[Stored items from a collection]
= = = = =

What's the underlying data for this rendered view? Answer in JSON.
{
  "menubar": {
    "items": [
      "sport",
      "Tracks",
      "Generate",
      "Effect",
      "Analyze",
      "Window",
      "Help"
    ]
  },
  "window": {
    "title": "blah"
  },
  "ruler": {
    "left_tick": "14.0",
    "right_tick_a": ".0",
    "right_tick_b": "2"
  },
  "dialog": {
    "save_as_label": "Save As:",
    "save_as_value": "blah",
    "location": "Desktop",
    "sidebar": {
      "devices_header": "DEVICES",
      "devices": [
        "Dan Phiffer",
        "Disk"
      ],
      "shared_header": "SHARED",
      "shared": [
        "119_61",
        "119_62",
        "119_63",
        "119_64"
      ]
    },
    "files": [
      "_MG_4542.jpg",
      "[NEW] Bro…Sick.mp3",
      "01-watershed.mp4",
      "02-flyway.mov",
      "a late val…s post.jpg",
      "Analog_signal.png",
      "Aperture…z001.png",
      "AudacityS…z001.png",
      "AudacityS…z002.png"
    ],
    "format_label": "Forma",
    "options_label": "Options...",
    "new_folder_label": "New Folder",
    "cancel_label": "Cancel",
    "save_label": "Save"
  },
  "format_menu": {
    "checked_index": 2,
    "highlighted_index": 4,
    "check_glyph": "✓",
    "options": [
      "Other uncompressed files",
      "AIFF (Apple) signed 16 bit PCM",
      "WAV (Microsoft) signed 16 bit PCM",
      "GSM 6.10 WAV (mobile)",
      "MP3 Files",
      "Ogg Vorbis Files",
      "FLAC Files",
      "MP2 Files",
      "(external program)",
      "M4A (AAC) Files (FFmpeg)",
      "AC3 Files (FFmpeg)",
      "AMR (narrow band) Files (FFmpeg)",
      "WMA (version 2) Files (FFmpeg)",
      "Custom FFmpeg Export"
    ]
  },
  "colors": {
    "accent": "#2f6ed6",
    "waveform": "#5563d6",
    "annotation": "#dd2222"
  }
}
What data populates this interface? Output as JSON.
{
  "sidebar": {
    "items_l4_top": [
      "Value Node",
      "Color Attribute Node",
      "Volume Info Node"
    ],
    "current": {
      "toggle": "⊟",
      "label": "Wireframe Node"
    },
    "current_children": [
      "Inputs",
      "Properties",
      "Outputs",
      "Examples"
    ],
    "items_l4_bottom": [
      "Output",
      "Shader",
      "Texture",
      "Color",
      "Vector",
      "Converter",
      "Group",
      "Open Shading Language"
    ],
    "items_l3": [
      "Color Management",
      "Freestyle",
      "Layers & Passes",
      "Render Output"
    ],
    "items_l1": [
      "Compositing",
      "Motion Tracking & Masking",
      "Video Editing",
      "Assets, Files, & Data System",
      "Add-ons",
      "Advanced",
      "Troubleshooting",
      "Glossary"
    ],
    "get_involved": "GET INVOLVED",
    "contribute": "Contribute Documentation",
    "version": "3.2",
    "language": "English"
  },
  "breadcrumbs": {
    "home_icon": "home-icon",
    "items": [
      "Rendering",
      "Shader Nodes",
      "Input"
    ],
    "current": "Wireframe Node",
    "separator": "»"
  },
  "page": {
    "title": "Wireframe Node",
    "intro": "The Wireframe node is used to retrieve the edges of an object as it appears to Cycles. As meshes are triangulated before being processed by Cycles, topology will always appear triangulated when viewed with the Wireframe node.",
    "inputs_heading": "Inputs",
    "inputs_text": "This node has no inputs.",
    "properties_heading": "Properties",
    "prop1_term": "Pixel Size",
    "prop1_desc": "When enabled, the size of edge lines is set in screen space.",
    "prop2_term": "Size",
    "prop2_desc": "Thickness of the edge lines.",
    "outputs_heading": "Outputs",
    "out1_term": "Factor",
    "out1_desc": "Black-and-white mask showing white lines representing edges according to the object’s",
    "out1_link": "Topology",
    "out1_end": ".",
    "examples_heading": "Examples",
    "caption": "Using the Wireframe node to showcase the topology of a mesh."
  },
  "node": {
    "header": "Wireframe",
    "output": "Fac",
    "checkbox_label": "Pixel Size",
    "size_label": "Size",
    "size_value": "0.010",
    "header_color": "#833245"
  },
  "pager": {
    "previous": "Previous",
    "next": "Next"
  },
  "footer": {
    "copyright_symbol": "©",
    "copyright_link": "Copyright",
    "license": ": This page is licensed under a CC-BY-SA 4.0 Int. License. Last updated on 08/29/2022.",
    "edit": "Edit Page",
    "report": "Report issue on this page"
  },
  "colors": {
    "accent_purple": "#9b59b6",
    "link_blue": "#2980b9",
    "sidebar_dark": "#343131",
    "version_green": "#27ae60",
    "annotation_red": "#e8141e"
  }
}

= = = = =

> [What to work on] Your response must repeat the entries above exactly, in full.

> [Exercise solution]
What's the underlying data for this rendered view? Answer in JSON.
{
  "menubar": {
    "items": [
      "sport",
      "Tracks",
      "Generate",
      "Effect",
      "Analyze",
      "Window",
      "Help"
    ]
  },
  "window": {
    "title": "blah"
  },
  "ruler": {
    "left_tick": "14.0",
    "right_tick_a": ".0",
    "right_tick_b": "2"
  },
  "dialog": {
    "save_as_label": "Save As:",
    "save_as_value": "blah",
    "location": "Desktop",
    "sidebar": {
      "devices_header": "DEVICES",
      "devices": [
        "Dan Phiffer",
        "Disk"
      ],
      "shared_header": "SHARED",
      "shared": [
        "119_61",
        "119_62",
        "119_63",
        "119_64"
      ]
    },
    "files": [
      "_MG_4542.jpg",
      "[NEW] Bro…Sick.mp3",
      "01-watershed.mp4",
      "02-flyway.mov",
      "a late val…s post.jpg",
      "Analog_signal.png",
      "Aperture…z001.png",
      "AudacityS…z001.png",
      "AudacityS…z002.png"
    ],
    "format_label": "Forma",
    "options_label": "Options...",
    "new_folder_label": "New Folder",
    "cancel_label": "Cancel",
    "save_label": "Save"
  },
  "format_menu": {
    "checked_index": 2,
    "highlighted_index": 4,
    "check_glyph": "✓",
    "options": [
      "Other uncompressed files",
      "AIFF (Apple) signed 16 bit PCM",
      "WAV (Microsoft) signed 16 bit PCM",
      "GSM 6.10 WAV (mobile)",
      "MP3 Files",
      "Ogg Vorbis Files",
      "FLAC Files",
      "MP2 Files",
      "(external program)",
      "M4A (AAC) Files (FFmpeg)",
      "AC3 Files (FFmpeg)",
      "AMR (narrow band) Files (FFmpeg)",
      "WMA (version 2) Files (FFmpeg)",
      "Custom FFmpeg Export"
    ]
  },
  "colors": {
    "accent": "#2f6ed6",
    "waveform": "#5563d6",
    "annotation": "#dd2222"
  }
}
What data populates this interface? Output as JSON.
{
  "sidebar": {
    "items_l4_top": [
      "Value Node",
      "Color Attribute Node",
      "Volume Info Node"
    ],
    "current": {
      "toggle": "⊟",
      "label": "Wireframe Node"
    },
    "current_children": [
      "Inputs",
      "Properties",
      "Outputs",
      "Examples"
    ],
    "items_l4_bottom": [
      "Output",
      "Shader",
      "Texture",
      "Color",
      "Vector",
      "Converter",
      "Group",
      "Open Shading Language"
    ],
    "items_l3": [
      "Color Management",
      "Freestyle",
      "Layers & Passes",
      "Render Output"
    ],
    "items_l1": [
      "Compositing",
      "Motion Tracking & Masking",
      "Video Editing",
      "Assets, Files, & Data System",
      "Add-ons",
      "Advanced",
      "Troubleshooting",
      "Glossary"
    ],
    "get_involved": "GET INVOLVED",
    "contribute": "Contribute Documentation",
    "version": "3.2",
    "language": "English"
  },
  "breadcrumbs": {
    "home_icon": "home-icon",
    "items": [
      "Rendering",
      "Shader Nodes",
      "Input"
    ],
    "current": "Wireframe Node",
    "separator": "»"
  },
  "page": {
    "title": "Wireframe Node",
    "intro": "The Wireframe node is used to retrieve the edges of an object as it appears to Cycles. As meshes are triangulated before being processed by Cycles, topology will always appear triangulated when viewed with the Wireframe node.",
    "inputs_heading": "Inputs",
    "inputs_text": "This node has no inputs.",
    "properties_heading": "Properties",
    "prop1_term": "Pixel Size",
    "prop1_desc": "When enabled, the size of edge lines is set in screen space.",
    "prop2_term": "Size",
    "prop2_desc": "Thickness of the edge lines.",
    "outputs_heading": "Outputs",
    "out1_term": "Factor",
    "out1_desc": "Black-and-white mask showing white lines representing edges according to the object’s",
    "out1_link": "Topology",
    "out1_end": ".",
    "examples_heading": "Examples",
    "caption": "Using the Wireframe node to showcase the topology of a mesh."
  },
  "node": {
    "header": "Wireframe",
    "output": "Fac",
    "checkbox_label": "Pixel Size",
    "size_label": "Size",
    "size_value": "0.010",
    "header_color": "#833245"
  },
  "pager": {
    "previous": "Previous",
    "next": "Next"
  },
  "footer": {
    "copyright_symbol": "©",
    "copyright_link": "Copyright",
    "license": ": This page is licensed under a CC-BY-SA 4.0 Int. License. Last updated on 08/29/2022.",
    "edit": "Edit Page",
    "report": "Report issue on this page"
  },
  "colors": {
    "accent_purple": "#9b59b6",
    "link_blue": "#2980b9",
    "sidebar_dark": "#343131",
    "version_green": "#27ae60",
    "annotation_red": "#e8141e"
  }
}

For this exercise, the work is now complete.